Hildegard took out of her handbag a small scent-spray which she puffed on either side of her neck. She put the spray back in her bag, thinking, I'm an animal trying to put that man off the scent. Where did he come from, that muckraker?
During an otherwise unexceptional week in Paris for Hildegard Wolf, two men, both claiming to be the missing Lord "Lucky" Lucan, rake and murderer, visit her widely regarded psychotherapy practice. Muriel Spark's fictionalization of a real-life 1974 London murder in the highest reaches of British society is as restrained and well-made as any member of the titled classes who closed ranks to assist in the flight of one of their own. Much of the amusement that can be derived from this tale comes from the realization that those most protected from the vagaries of chance by birth and money can be far more vicious than those they deem inferior. The rough and tumble classes emerge positively heroic by comparison.

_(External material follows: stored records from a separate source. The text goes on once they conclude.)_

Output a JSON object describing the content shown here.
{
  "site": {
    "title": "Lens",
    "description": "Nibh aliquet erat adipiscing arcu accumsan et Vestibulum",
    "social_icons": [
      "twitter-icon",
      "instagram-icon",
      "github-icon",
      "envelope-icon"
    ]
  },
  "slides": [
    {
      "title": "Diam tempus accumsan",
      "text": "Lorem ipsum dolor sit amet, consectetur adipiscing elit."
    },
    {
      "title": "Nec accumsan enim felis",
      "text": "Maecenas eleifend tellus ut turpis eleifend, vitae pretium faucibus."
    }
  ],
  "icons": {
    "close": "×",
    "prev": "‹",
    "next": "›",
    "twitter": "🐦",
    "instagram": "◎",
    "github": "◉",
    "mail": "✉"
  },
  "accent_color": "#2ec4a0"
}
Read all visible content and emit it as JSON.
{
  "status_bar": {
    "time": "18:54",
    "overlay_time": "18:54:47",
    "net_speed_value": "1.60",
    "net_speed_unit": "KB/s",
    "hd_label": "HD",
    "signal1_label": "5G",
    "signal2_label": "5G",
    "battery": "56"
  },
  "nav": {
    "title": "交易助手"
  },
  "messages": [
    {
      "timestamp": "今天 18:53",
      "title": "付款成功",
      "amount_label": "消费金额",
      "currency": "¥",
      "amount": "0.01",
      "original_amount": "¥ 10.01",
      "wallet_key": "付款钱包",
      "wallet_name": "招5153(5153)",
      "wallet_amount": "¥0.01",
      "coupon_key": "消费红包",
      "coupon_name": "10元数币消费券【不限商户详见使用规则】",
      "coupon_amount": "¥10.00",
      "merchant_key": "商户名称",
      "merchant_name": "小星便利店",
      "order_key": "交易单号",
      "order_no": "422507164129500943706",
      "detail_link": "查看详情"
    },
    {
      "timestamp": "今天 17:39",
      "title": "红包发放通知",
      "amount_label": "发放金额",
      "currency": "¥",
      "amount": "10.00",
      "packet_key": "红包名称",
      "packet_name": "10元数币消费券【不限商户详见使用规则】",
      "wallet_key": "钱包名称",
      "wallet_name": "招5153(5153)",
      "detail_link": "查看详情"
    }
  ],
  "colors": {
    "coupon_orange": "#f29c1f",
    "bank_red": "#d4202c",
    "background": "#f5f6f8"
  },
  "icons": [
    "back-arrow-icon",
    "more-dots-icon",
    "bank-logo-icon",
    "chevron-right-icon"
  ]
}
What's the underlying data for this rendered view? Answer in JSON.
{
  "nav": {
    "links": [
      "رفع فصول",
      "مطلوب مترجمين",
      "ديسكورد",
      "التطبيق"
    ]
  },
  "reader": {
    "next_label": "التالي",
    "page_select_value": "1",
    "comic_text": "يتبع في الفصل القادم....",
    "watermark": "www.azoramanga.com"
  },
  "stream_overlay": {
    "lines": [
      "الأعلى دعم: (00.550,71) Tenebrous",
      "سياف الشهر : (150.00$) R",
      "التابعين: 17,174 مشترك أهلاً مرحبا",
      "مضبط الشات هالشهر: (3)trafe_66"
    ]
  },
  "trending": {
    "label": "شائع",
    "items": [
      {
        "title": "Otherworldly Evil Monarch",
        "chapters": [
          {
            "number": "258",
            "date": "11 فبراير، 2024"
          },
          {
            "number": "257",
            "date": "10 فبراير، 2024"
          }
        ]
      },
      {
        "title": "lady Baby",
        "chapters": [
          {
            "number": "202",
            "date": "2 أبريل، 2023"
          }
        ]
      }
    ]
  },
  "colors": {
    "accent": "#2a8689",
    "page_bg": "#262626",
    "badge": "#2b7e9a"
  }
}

To the American reader, the infamous Lord Lucan and the murder of his nanny, whom he believed to be his estranged wife, and the subsequent attempted murder of the mother of his children is not nearly as well known as in Europe. The similarity to another wildly debated double murder of an estranged wife and her companion in American society might seem tempting to draw upon, but the relevance is limited as this is less a tale of mankind's folly than a comedy of manners that is closely tied to British culture.
Rather than rely on doctor-patient confidentiality to protect them from being exposed, each imposing older man --- who have intentionally exaggerated a strong resemblance to each other in order to aid their flight --- claim to have knowledge of a prior transgression by their doctor. Hildegard Wolf was once Beate Pappenheim, a young student whose frustration with being poor led her to defraud pious Catholics with faked stigmata (Spark's swipe at the Irish is her passing commentary on the lion's share of the dupes' funds coming from the Emerald Isle). Spark also has teasing fun with the reader by giving the young woman the same name as Freud's famous Anna O, something the average reader would not recall off the top of their head. The realization a day or so later is what makes Spark's writing so rewarding; her genius lies in creating nuances that play on the many different levels of reader satisfaction.
Hildegard, a master manipulator, finds herself equally flush with money and opportunity to distort the perception of others in her new role as a member of the psychiatric profession. Her search to discover who is the real Lord Lucan, fueled by her quest for self-preservation, is paralleled by another search for Lucan by an adult child --- one of the very same well-born friends that assisted in his initial flight. Lacey Twickenham, English Rose and amateur sleuth, questions her parents old friends who have, in some cases, repented their earlier blind allegiance to class and station.
Spark's masterful plotting and sly humor are shown to their best effect in this short work. Gems of wit are scattered throughout, as when one of the Lucan pretenders picks up seasonal work as a Pere Noel in a department store. A testament to the virtues of experience and writerly discipline, AIDING AND ABETTING brings forth a female protagonist who is as flawed as any and yet is more than deserving of respect. The ultimate justice for the original crime is meted out by a society Lord Lucan himself would have found inferior, which makes it all the more satisfying for the reader. While the tale is inaugurated by the pretenders' professed need for reassurance and psychic betterment, redemption is not ultimately found by any member of the cast of this sophisticated morality play.
Reviewed by Patricia Howard on January 20, 2011
Aiding and Abetting